Faith-based community group says Jacksonville sheriff snubbed them on criminal justice reforms
The Interfaith Coalition for Action, Reconciliation and Empowerment, or ICARE, says they've been repeatedly snubbed by Jacksonville Sheriff Mike Williams, who declined to appear at their assembly Monday night.
The virtual assembly, attended by over 100 members of dozens of local religious congregations, was focused on reforms to make the community safer.
The evening started on a high note, praising Williams for the decrease in the percentage of juvenile arrests during encounters with law enforcement. ICARE says when Williams took office, about 1-in-4 eligible minors were given a civil citation instead of being arrested, which has since shifted to over 90% receiving citations in lieu of being arrested, saving the city $2.2 million each year.
The mood darkened quickly as faith leaders discussed promises Williams made to the group in April.
They say the sheriff committed to expanding the civil citation program to adults, investing in mental health crisis training for officers, and keeping ICARE updated every three months on the city's shooting statistics and the progress of its violence intervention program.
Since those promises were made, ICARE says they've been ghosted by JSO.
"Months ago, we sent an email to set that meeting with him, and we received no response. Since then we've called on a weekly basis to set a date. His office said that he would respond via email, but he never did," said Keith Oglesby, reverend for Christ Episcopal Church.
In an email to WJCT News Tuesday, JSO said, "Sheriff Williams has an extensive calendar and is sometimes unable to attend engagements in which he has been invited."
There were 32,804 arrests made in Jacksonville in 2019. ICARE argues that each of these arrests is a record that can follow someone for life, hindering their success at new careers and ventures.
Duval County has a civil citation program for juvenile offenders, but ICARE says a similar system for adults has worked elsewhere.
In Leon County, those who are detained for non-violent misdemeanors like driving with a suspended license or an expired tag can receive a civil citation. That's followed by restitution for the crime, classes and community service, which ICARE says holds the offender accountable while reducing city costs and the workload of prosecutors and police.
"This program will change the lives of thousands and thousands of adults in our community and it will save our community millions of dollars," Tan Moss, the reverend at the Unitarian Universalist Church of Jacksonville, said.
A JSO public information officer said Sheriff Williams discussed implementing the citation program with State Attorney Melissa Nelson, but determined it was not feasible due to lack of available infrastructure.
Roger Williams is a pastor at the Philip R Cousin AME Church. He says too often JSO arrests residents who are struggling with mental illness and responds to psychotic episodes the same way they would a violent criminal resisting arrest.
"When they use these techniques on mentally ill people, officers end up in fights. It doesn't work," he said. "The officer gets injured, and the family goes from wanting help to having a family member in jail."
Similar to the civil citation program, pastor Williams says ICARE looked to other communities for examples of how Jacksonville could do things better and found the Crisis Intervention Team program, which is used in Miami-Dade County.

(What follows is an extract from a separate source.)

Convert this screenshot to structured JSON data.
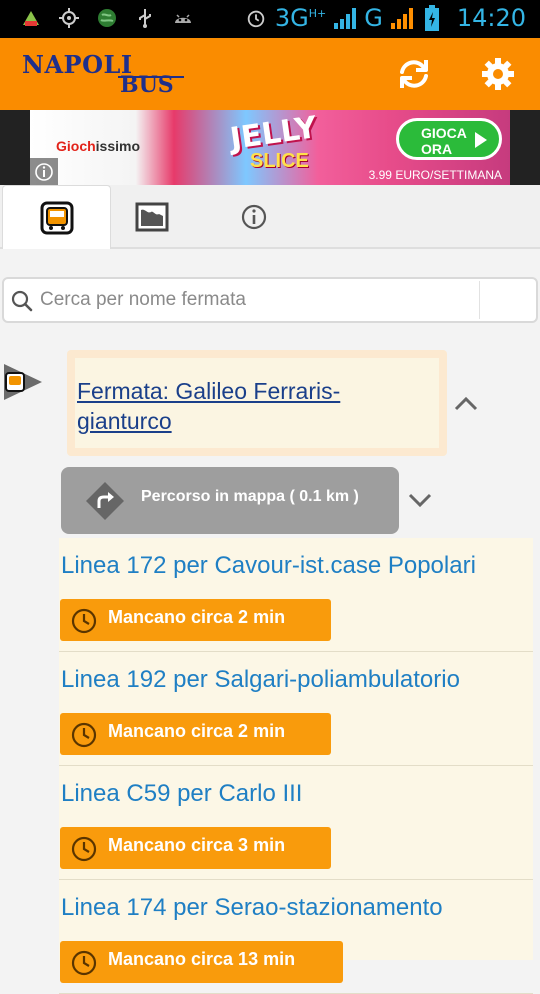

"We found that Miami-Dade successfully reduced the number of people in jail from 7,000 to 4,000. They even closed one of their four jails and saved the county $12 million. We learned that one of the keys to their success was having specially trained CIT officers to respond to mental health calls."
Pastor Williams says when ICARE brought the program to Sheriff Williams' attention, he claimed that all JSO officers are in essence CIT officers already, but nonetheless committed to applying for JSO to receive the CIT programming at its police academy.

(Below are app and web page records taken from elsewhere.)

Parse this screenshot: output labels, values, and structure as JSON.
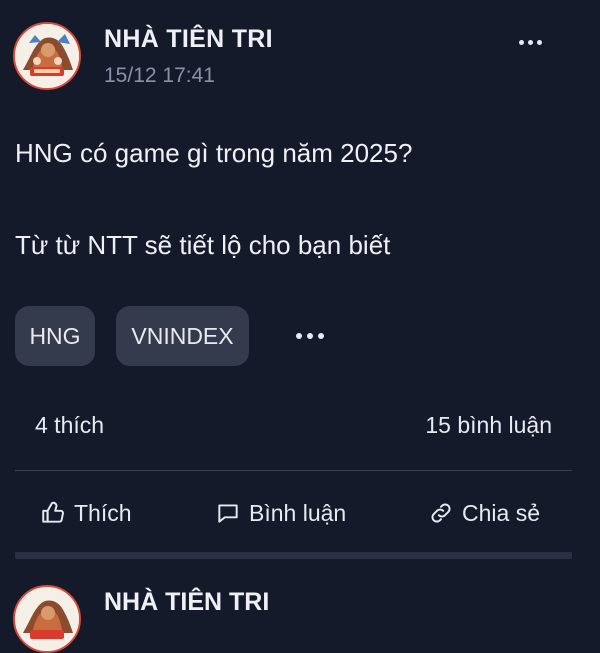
{
  "post": {
    "author": "NHÀ TIÊN TRI",
    "timestamp": "15/12 17:41",
    "content_line1": "HNG có game gì trong năm 2025?",
    "content_line2": "Từ từ NTT sẽ tiết lộ cho bạn biết",
    "tags": [
      "HNG",
      "VNINDEX"
    ],
    "likes_text": "4 thích",
    "comments_text": "15 bình luận",
    "actions": {
      "like": "Thích",
      "comment": "Bình luận",
      "share": "Chia sẻ"
    },
    "icons": {
      "more": "more-horizontal-icon",
      "tags_more": "more-horizontal-icon",
      "like": "thumbs-up-icon",
      "comment": "comment-bubble-icon",
      "share": "link-icon"
    }
  },
  "next_post": {
    "author": "NHÀ TIÊN TRI"
  },
  "colors": {
    "background": "#151a2b",
    "tag_background": "#343b4d",
    "muted_text": "#8a92a8",
    "divider": "#3b4256"
  }
}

The deadline for that application was June 1.
Pastor Williams said ICARE reached out for two months with no update or response from JSO. Finally, they reached out to CIT International to inquire about the process and found out JSO never submitted an application.
"This is insulting and unacceptable. It's long past time for Sheriff Williams to follow through on his promise," he said.
This is not the first time JSO and sheriff Williams have been accused of not engaging earnestly in reform efforts.
The Safer Together community-police workshops, which were unceremoniously shut down last month in the middle of their scheduled work through 2022, heard numerous complaints from residents and City Council chairpeople about the fact that the sheriff never personally attended the meetings and that JSO wasn't taking the suggested reforms seriously.
The top recommendation from the final Safer Together report was increased training for officers after they leave the academy, primarily for mental health awareness and response.
JSO currently has a pilot Co-Responder program where a licensed mental health counselor, who is a civilian, partners with an officer to respond to mental health crises.
JSO plans to expand the program next year, which will have 12 officers total.
ICARE on Monday committed to continuing to attempt to engage JSO and Sheriff Williams, and asked their members to send letters to his office.
"As always, we prefer to have conversations with our public officials. And we will continue to press for that," Oglesby said. "But when they choose not to come to the table as Sheriff Williams is doing right now, we cannot just sit back and ignore the problems that are facing our community. But we can continue to work together so that great things will happen."
In an email to WJCT News after this story was originally published, a JSO public information officer said, "Sheriff Williams continues to be supportive of the initiative and is always willing to speak with ICARE representatives about new ways to make our community a safer place to live."